When I was a boy, my father was a farmer, right, he would have places about three miles away from home, my mother was the homekeeper so she would cook me father's meal, make his drinks, his tea, whatever it is and that was my duty to take my father dinner food to him from home to wherever he was working. And also his drinks. and then while I was there I would have to bring back yam or whatever my mother need to cook for the night I had to bring it back. When I bring that back to her, me and my brother Roy, the older brother would have to go cook on the outside we didn't have like gas and electric we would have to go out and look for firewood to burn for her and if your breadfruit needs to be picked you have to climb a tree to get the breadfruit for her, and prepare everything for her and then after that now, in the evening, my brother has to go out to the field to feed the pigs, or the goats, and the cows it took hard work. Then my father, because he were a farmer, he would have like two, three acres of sugar cane and there was about five miles away from home and we have to walk and there were no such thing as cars or whatever you had to walk.

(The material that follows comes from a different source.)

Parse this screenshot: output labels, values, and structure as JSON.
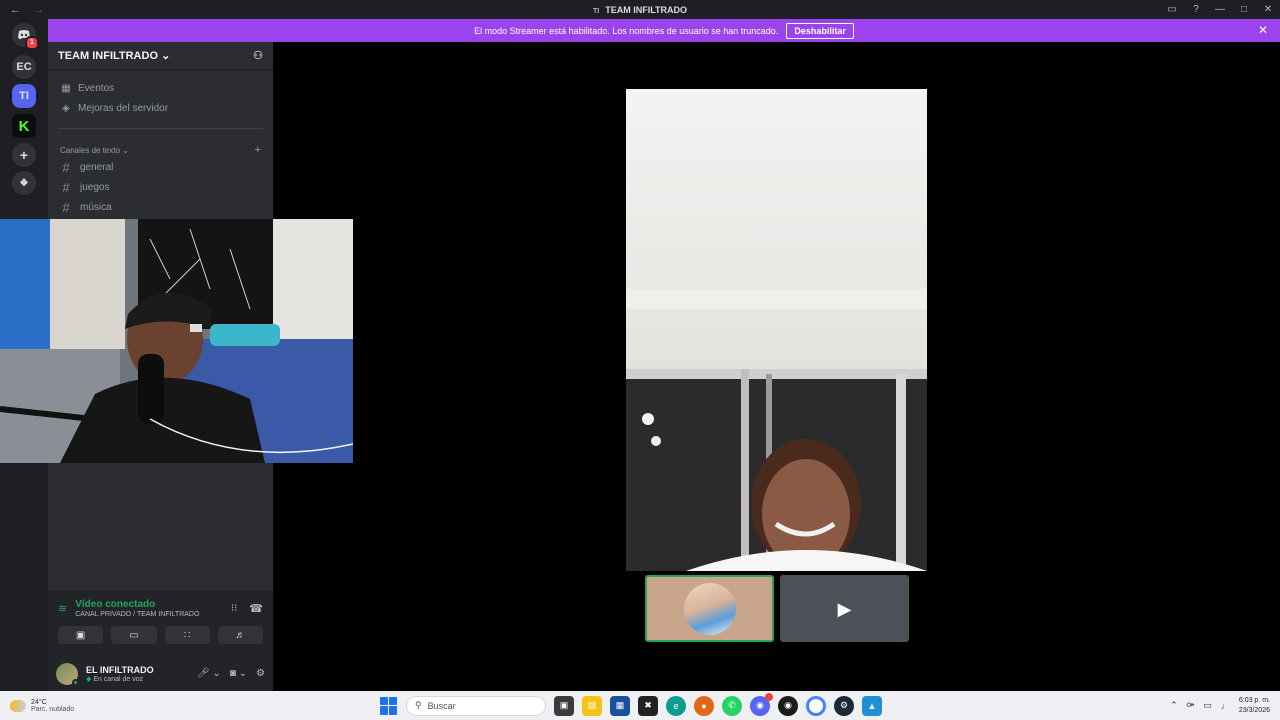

As a boy me and my brother we spend loads of time helping our father, in fact not only us but every first and second son in Jamaica have to help their father on the farm, because he work until he have us and when we reach the age that we could help, we have to help him. It was a very tough life first of all, we never have like a tap in the kitchen where you get water, you have to go up to about a mile and a half. We had barrels outside, drums as well and you got to use a bucket or whatever, you go to the pipe make sometime four or five trips to fill the barrel up. Once I had done, when I had got water and so forth, we had to go to the post office which is about four miles by foot and that how it was, we never stop, so therefore we never seemed to get much schooling, because we have to help our father on the farms. It is the third or the fourth son who go to school and me sister, sister haven't been on the farm they have to go to school. But two or three of the brothers like me, my brother and my cousin what live with us, we have to do all this work every morning, afternoon and evening it never stop and every single day because the animal has to eat, my mother has to get food, the father has to get food to where he is working. So it just never ended, but we enjoyed it. We didn't go to school for maybe out of a month, we may get maybe a week or so in school. In those days a father would not have been told off for it because we had no strict rules that you know you have to go to school, so they had nothing like you know you wouldn't go to prison or they just give you a fine it just that, that's how it was.